For those who seldom run hills or stairs, the idea can be intimidating. It doesn’t have to be. But think about the challenge differently. Hills and stairs add variety to the tedium of daily runs, and the extra effort improves conditioning. It will likely be necessary to slow down on hills and use a shortened stride. Maintaining a steady pace on stairs, something between walking and running, is a good way to get a feel for the challenge. Even runners who aren’t fond of hills or stairs have to use them because it’s the only way to get to the interior to start a training run.
The middle of Mackinac Island is filled with easy hills, short ups and downs that get the heartrate up without necessitating serious changes in stride or pace.
Paved roads crisscross the interior, intersecting dirt trails, some as flat as the paved sections, others narrow, tight, tangled paths that redefine the notion of “trail running.” Endless combinations of roads, trails, and paths can be blended for long or short runs like you’ve never experienced before in one place. It’s difficult to get bored when a training route can be changed merely by heading in a different direction at the next trail or road.
More Tips for Running on Mackinac Island
Some runners are deterred from venturing into the middle of Mackinac Island for fear of getting lost. It could happen, but it’s much less likely with a good map. The Tourism Bureau has them, as do many hotels and shops. Spend time with a good map of Mackinac Island and patterns will emerge where a few major roads meet nearby trails. Road signs, indicating direction and distance, are conveniently placed all over the interior of Mackinac Island. A little planning can reduce the anxiety of getting lost. If all else fails, tear off a section of map and take it along.
Running, like visiting Mackinac Island, requires extra attention to gear. The weather…wind, rain, unseasonably hot or cold temperatures…can (and likely will) throw a monkey wrench into the most anticipated run. Worried about packing too much gear? Don’t be. If you need it, you’ll be thrilled to get a run in, warm (or cool) enough and dry enough. If the gear stays packed because you don’t need all of it, it won’t matter.
Now is the time. Your visit has been scheduled, your room on Mackinac Island reserved, activities planned on the Mackinac Island Tourism Bureau website. What are you waiting for? Get ready to run Mackinac Island!

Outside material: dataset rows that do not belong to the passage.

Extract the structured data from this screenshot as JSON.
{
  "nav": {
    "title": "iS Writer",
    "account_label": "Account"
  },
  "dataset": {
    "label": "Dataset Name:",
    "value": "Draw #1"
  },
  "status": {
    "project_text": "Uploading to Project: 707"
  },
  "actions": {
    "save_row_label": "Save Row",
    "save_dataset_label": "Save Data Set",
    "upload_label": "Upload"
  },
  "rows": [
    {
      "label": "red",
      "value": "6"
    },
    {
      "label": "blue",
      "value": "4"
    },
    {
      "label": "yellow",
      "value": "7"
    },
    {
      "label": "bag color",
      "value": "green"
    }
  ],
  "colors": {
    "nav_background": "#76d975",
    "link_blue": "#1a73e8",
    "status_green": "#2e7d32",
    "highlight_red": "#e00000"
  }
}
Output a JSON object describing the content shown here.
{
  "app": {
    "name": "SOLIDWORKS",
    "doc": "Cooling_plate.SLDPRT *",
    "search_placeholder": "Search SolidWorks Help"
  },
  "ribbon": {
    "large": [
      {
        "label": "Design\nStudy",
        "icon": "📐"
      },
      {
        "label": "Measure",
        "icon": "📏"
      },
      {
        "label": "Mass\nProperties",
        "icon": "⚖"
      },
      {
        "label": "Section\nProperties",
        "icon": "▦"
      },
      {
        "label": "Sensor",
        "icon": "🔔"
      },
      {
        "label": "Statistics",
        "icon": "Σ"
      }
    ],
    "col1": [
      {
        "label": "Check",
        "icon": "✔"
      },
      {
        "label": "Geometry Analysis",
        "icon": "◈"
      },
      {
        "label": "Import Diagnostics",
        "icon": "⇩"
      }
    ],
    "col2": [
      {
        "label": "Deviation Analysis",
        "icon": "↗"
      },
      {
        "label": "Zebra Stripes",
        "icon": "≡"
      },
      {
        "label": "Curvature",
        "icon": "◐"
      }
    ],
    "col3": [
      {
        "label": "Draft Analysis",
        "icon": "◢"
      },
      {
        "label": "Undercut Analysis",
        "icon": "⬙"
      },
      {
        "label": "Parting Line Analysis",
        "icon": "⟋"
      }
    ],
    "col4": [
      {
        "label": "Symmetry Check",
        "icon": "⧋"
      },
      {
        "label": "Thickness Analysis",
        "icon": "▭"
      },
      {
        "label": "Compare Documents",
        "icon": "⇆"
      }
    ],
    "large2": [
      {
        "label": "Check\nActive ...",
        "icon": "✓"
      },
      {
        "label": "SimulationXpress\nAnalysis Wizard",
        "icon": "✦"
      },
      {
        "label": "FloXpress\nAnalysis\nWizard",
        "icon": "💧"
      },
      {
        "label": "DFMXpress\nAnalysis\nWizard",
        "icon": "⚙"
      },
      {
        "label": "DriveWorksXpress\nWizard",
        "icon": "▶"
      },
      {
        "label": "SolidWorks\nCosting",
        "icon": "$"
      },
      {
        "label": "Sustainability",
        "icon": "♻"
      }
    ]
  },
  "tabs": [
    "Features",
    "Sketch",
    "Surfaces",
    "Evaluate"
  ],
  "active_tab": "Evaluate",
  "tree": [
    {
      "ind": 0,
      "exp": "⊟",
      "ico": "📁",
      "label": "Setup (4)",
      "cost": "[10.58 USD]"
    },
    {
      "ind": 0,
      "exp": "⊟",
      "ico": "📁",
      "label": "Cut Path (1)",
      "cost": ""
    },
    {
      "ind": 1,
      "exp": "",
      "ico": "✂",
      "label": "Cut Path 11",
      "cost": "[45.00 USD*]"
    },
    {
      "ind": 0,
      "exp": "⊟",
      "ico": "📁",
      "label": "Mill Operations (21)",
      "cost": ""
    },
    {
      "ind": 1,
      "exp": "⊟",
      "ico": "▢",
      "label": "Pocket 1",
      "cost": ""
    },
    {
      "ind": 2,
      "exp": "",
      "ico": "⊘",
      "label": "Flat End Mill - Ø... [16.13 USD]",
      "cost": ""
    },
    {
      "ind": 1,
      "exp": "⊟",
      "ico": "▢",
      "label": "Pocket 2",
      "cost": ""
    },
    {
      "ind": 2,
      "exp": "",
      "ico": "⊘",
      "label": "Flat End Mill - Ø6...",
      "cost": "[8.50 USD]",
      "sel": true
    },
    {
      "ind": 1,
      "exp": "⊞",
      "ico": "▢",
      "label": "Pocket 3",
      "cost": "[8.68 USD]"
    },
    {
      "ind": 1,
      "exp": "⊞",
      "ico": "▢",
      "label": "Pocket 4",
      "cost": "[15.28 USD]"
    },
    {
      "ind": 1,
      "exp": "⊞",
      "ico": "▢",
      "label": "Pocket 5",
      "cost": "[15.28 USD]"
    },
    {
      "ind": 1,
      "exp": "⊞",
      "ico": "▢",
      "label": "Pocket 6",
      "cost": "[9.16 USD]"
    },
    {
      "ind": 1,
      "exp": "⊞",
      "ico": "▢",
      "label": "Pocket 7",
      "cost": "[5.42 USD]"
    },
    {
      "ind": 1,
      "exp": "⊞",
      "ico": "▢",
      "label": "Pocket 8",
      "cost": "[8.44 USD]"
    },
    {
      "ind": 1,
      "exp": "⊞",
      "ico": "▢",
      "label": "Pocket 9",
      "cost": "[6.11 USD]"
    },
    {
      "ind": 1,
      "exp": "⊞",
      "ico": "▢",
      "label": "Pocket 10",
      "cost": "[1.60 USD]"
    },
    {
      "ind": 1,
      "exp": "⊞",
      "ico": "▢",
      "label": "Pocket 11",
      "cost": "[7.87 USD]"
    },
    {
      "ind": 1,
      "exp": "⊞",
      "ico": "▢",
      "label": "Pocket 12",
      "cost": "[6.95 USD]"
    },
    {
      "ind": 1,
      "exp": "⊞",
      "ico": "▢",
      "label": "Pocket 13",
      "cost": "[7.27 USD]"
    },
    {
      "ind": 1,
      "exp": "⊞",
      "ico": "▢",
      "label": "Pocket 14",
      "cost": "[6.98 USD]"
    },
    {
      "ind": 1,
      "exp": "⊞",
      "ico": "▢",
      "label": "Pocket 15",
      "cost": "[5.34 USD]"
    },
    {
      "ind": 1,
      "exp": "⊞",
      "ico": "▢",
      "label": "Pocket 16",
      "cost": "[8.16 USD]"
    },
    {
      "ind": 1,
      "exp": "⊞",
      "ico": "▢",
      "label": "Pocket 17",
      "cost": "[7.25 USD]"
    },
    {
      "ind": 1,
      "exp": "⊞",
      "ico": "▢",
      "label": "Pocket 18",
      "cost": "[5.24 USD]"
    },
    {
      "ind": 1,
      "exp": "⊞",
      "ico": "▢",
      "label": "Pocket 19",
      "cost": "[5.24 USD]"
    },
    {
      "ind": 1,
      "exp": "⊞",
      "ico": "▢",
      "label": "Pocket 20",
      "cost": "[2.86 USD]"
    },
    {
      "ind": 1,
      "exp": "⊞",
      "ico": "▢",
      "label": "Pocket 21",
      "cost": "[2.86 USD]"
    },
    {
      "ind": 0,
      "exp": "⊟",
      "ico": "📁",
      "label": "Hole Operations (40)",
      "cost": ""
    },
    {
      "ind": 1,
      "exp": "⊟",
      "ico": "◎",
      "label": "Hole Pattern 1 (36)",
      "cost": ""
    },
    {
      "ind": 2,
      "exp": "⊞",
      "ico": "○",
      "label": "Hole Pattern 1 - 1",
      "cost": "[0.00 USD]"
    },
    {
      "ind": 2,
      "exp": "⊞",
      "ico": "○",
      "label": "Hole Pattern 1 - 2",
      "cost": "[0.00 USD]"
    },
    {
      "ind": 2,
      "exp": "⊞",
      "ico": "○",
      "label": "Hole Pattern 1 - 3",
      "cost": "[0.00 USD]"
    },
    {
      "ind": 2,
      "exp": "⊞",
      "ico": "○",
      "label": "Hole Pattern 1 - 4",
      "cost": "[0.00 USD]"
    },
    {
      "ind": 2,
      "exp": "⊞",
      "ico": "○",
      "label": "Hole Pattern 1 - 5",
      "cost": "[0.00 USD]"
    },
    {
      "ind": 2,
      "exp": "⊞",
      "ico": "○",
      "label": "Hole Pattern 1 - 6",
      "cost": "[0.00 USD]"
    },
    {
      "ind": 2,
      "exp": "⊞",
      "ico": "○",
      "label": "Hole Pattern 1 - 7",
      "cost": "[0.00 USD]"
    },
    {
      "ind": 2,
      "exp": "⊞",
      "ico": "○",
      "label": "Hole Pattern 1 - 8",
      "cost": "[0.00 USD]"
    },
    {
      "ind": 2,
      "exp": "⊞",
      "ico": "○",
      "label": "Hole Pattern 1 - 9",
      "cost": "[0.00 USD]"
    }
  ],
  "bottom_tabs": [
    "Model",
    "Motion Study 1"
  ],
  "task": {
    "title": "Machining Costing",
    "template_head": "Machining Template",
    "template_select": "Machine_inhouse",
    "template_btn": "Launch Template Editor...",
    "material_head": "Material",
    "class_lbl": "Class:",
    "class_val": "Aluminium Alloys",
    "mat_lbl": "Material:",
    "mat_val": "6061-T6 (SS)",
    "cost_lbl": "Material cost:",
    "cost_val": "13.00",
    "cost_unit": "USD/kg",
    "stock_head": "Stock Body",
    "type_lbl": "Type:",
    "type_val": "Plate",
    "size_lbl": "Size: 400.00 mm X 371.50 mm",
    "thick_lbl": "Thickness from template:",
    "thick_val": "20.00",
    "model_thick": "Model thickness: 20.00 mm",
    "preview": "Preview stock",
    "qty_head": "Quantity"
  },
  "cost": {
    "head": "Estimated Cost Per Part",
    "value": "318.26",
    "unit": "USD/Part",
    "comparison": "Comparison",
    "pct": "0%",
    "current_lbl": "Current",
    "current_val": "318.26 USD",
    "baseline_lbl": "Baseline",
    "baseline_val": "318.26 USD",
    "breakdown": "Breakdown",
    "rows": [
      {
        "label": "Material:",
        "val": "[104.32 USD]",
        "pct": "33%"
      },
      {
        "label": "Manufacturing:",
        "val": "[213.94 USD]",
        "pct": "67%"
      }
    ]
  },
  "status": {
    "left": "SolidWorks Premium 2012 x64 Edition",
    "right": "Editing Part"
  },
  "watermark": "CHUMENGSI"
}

Peter Marabell grew up in Metro Detroit, spending as much time as he could street racing on Woodward Avenue in the late 1950s and visiting the Straits of Mackinac. With a Ph.D. in History and Politics, Peter spent most of his professional career at Michigan State University. He is the author of the historical monograph, Frederick Libby and the American Peace Movement, soon to be published by Kendall Sheepman Company. His first novel, More Than a Body, was published in 2013. The first of the Michael Russo mystery series, Murder at Cherokee Point (2014) was followed by Murder on Lake Street (2015), Devils Are Here (2016), Death Lease (2018), and The Final Act of Conrad North (2019). As a freelance writer, he worked in several professional fields including health care, politics, and the arts. In 2002, Peter moved permanently to northern Michigan with his spouse and business partner, Frances Barger, to live, write, and work at their Mackinac Island business. All things considered (Peter still says), he would rather indulge in American politics, or Spartan basketball, after a satisfying five-mile run on the hills of Mackinac Island.